[Data records for software interfaces]
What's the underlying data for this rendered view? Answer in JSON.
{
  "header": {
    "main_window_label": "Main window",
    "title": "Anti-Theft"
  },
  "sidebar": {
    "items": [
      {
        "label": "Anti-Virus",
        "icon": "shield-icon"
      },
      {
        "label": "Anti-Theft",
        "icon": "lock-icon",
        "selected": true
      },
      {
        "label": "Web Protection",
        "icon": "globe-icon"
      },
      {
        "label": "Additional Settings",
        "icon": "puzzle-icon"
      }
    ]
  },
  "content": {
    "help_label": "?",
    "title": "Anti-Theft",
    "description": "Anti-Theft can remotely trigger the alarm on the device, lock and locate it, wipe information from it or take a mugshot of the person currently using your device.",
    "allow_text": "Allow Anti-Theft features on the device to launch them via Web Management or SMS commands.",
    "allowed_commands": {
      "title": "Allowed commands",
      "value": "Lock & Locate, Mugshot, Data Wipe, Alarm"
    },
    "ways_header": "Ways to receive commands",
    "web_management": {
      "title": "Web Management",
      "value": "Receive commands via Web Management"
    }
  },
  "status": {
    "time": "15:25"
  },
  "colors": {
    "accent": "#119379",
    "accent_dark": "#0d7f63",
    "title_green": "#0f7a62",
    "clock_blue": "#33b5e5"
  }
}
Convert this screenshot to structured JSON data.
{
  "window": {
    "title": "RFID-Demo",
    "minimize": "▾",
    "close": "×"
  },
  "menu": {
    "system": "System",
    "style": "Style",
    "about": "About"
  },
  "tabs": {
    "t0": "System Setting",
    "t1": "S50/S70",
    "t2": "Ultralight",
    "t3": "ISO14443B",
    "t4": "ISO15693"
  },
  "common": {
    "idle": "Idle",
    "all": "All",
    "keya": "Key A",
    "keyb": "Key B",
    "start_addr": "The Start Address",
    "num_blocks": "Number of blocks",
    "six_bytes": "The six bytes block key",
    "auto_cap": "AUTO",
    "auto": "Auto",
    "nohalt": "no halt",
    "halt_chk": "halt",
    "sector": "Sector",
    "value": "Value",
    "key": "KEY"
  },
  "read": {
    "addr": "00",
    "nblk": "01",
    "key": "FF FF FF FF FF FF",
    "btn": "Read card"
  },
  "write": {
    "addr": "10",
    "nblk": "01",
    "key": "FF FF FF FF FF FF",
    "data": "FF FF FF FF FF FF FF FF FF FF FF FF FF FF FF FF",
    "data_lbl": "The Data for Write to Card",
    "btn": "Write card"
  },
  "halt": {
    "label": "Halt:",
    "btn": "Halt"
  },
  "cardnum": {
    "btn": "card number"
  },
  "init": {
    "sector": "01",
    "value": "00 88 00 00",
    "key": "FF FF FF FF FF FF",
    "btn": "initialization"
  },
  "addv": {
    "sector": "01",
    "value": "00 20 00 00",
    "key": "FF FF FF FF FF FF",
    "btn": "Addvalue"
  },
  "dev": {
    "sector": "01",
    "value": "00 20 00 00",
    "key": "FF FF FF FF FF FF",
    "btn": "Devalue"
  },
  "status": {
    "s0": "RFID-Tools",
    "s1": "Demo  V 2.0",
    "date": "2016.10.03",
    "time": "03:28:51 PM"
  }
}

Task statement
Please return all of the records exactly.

Response below
What's the underlying data for this rendered view? Answer in JSON.
{
  "header": {
    "main_window_label": "Main window",
    "title": "Anti-Theft"
  },
  "sidebar": {
    "items": [
      {
        "label": "Anti-Virus",
        "icon": "shield-icon"
      },
      {
        "label": "Anti-Theft",
        "icon": "lock-icon",
        "selected": true
      },
      {
        "label": "Web Protection",
        "icon": "globe-icon"
      },
      {
        "label": "Additional Settings",
        "icon": "puzzle-icon"
      }
    ]
  },
  "content": {
    "help_label": "?",
    "title": "Anti-Theft",
    "description": "Anti-Theft can remotely trigger the alarm on the device, lock and locate it, wipe information from it or take a mugshot of the person currently using your device.",
    "allow_text": "Allow Anti-Theft features on the device to launch them via Web Management or SMS commands.",
    "allowed_commands": {
      "title": "Allowed commands",
      "value": "Lock & Locate, Mugshot, Data Wipe, Alarm"
    },
    "ways_header": "Ways to receive commands",
    "web_management": {
      "title": "Web Management",
      "value": "Receive commands via Web Management"
    }
  },
  "status": {
    "time": "15:25"
  },
  "colors": {
    "accent": "#119379",
    "accent_dark": "#0d7f63",
    "title_green": "#0f7a62",
    "clock_blue": "#33b5e5"
  }
}
Convert this screenshot to structured JSON data.
{
  "window": {
    "title": "RFID-Demo",
    "minimize": "▾",
    "close": "×"
  },
  "menu": {
    "system": "System",
    "style": "Style",
    "about": "About"
  },
  "tabs": {
    "t0": "System Setting",
    "t1": "S50/S70",
    "t2": "Ultralight",
    "t3": "ISO14443B",
    "t4": "ISO15693"
  },
  "common": {
    "idle": "Idle",
    "all": "All",
    "keya": "Key A",
    "keyb": "Key B",
    "start_addr": "The Start Address",
    "num_blocks": "Number of blocks",
    "six_bytes": "The six bytes block key",
    "auto_cap": "AUTO",
    "auto": "Auto",
    "nohalt": "no halt",
    "halt_chk": "halt",
    "sector": "Sector",
    "value": "Value",
    "key": "KEY"
  },
  "read": {
    "addr": "00",
    "nblk": "01",
    "key": "FF FF FF FF FF FF",
    "btn": "Read card"
  },
  "write": {
    "addr": "10",
    "nblk": "01",
    "key": "FF FF FF FF FF FF",
    "data": "FF FF FF FF FF FF FF FF FF FF FF FF FF FF FF FF",
    "data_lbl": "The Data for Write to Card",
    "btn": "Write card"
  },
  "halt": {
    "label": "Halt:",
    "btn": "Halt"
  },
  "cardnum": {
    "btn": "card number"
  },
  "init": {
    "sector": "01",
    "value": "00 88 00 00",
    "key": "FF FF FF FF FF FF",
    "btn": "initialization"
  },
  "addv": {
    "sector": "01",
    "value": "00 20 00 00",
    "key": "FF FF FF FF FF FF",
    "btn": "Addvalue"
  },
  "dev": {
    "sector": "01",
    "value": "00 20 00 00",
    "key": "FF FF FF FF FF FF",
    "btn": "Devalue"
  },
  "status": {
    "s0": "RFID-Tools",
    "s1": "Demo  V 2.0",
    "date": "2016.10.03",
    "time": "03:28:51 PM"
  }
}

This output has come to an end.